Drought control

As expected, Big Spring City Manager Gary Fuqua is slated to announce new restrictions to ongoing municipal water restrictions Tuesday, part of the city's efforts to comply with cuts in water deliveries from the Colorado River Municipal Water District.Fuqua warned the council approximately two weeks ago the new restrictions — which will take the city from a schedule that allows for outside water use twice a week to a single two-hour period — were on their way.“We've received our letter from CRMWD telling us what our allotment will be through the summer time,” Fuqua told the council. “Beginning April 1, we will be limited to 6.3 million gallons per day.
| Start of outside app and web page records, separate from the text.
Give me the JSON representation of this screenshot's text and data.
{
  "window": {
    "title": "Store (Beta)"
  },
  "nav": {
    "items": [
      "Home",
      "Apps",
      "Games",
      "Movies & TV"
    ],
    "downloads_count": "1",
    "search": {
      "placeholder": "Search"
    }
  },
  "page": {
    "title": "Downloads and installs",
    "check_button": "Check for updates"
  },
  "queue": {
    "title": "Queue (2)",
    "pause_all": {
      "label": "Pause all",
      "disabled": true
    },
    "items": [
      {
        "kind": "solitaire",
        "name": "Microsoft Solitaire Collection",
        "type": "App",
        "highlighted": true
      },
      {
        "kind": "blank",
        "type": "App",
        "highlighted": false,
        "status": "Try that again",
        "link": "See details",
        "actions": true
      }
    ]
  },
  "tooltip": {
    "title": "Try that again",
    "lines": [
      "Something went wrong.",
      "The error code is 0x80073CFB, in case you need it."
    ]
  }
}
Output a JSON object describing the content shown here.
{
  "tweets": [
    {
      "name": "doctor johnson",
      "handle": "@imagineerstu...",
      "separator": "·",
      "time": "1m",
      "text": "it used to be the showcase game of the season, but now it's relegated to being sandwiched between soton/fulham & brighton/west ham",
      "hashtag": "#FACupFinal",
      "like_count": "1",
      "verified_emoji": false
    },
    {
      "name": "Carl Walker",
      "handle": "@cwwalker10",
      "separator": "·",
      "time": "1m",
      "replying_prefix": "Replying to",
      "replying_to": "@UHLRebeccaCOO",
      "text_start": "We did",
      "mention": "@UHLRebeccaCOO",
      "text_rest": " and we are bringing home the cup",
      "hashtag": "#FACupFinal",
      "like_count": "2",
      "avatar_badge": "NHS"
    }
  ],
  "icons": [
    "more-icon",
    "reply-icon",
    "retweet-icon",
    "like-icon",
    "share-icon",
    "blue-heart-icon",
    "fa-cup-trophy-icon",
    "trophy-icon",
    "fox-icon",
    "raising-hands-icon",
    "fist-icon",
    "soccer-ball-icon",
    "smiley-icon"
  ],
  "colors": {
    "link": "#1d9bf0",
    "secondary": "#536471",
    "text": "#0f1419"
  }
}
Just to kind of give you an idea where we were at the same point last year, we were working with 6.8 million gallons per day, so we need to reduce by approximately 500,000 gallons a day.”According to Fuqua, many of the other cities currently served by the Colorado River Municipal Water District — which has found itself drought stricken and with a dwindling supply of water at its reservoirs — have moved to a system of allowing watering for only two hours each week.The city of Big Spring currently allows for four hours each week, including Saturdays between 6 p.m. and 10 p.m. for residential customers and Tuesdays from 6 a.m. until 10 a.m. for businesses.Under the new schedule, residential customers with addresses ending in an odd number will be allowed to water for a two-hour period Tuesdays between 6 p.m. to 10 p.m. Residential customers with addresses ending in an even number will be allowed to water for a two-hour period Thursdays between 6 p.m. and 10 p.m.Commercial establishments will be allowed to water in accordance with the Drought Contingency Plan for a two-hour period Wednesdays from 6 a.m. to 10 a.m.The cut in water deliveries isn't without a silver lining, according to Fuqua, as the 500,000 drop shouldn't force the city into a stricter stage of its Drought Contingency Plan, which the council adopted last year.“We will continue to be in Stage 3 (of the Drought Contingency Plan),” he said. “We won't be going into Stage 4, which is a big relief for everyone because going into Stage 4 will adjust some of the restrictions on us. We'll be monitoring this on a daily basis and any changes will be brought to the council.”